Sterling silver flowers and leaves are applied to an oval base, with the result of lovely textures and depth in this 1940s brooch by Hobé. Even the back shows the meticulous workmanship that went into the crafting of this piece. This brooch has a roll-over safety clasp. Scroll down to see this maker's bracelets that also have a floral motif.
The design and construction of this late 1940s sapphire-and-diamanté-layered bow brooch by Pennino is so fine that I bought it for myself, but now I'm reluctantly offering it to a new home. The quality rivals that of precious jewelry, but this one is available for a fraction of the cost! The top layer features a pavé ribbon with sapphire rhinestones and diamanté, cinched with gold metal. The bottom layer has tiny sapphire rhinestones set in white metal. Pennino pieces are always exceptional, and this one is superb.
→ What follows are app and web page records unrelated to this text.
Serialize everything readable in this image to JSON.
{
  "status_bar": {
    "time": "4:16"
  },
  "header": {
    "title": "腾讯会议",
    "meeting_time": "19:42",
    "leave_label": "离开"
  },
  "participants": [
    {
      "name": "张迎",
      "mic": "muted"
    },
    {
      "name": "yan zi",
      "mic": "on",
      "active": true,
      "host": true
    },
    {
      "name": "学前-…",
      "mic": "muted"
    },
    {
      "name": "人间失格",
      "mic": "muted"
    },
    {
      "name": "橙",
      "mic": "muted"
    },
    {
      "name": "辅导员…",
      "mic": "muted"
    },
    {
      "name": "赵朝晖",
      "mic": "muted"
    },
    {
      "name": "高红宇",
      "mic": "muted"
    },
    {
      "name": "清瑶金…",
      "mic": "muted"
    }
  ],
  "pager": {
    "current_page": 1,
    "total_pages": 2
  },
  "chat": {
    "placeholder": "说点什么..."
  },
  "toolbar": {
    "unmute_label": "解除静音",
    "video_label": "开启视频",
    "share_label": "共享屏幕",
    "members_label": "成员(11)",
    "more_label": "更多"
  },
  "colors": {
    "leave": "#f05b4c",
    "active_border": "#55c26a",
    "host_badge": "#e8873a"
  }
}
Rays of emerald rhinestone baguettes emanating from a pavé center are joined by clear rhinestones in this 1950s sunburst brooch by Hattie Carnegie. The setting is rhodium plated with a roll-over safety clasp. The design is classic! In fact, Hattie made a pair of earrings with the same motif a few years later. Scroll down to see them and a bracelet by another maker that looks great with this brooch.
A bouquet of sterling silver flowers, stems, and leaves are tied in a bow and accented with collet-set pink tourmaline, pale sapphire and peridot glass stones. This brooch, with its roll-over safety clasp, is another example of the fine hand-made 1940s sterling silver pieces Hobé is known for. I particularly love the vertical orientation of this piece. Scroll down to see two of this maker's bracelets with a floral motif that coordinate well with this brooch.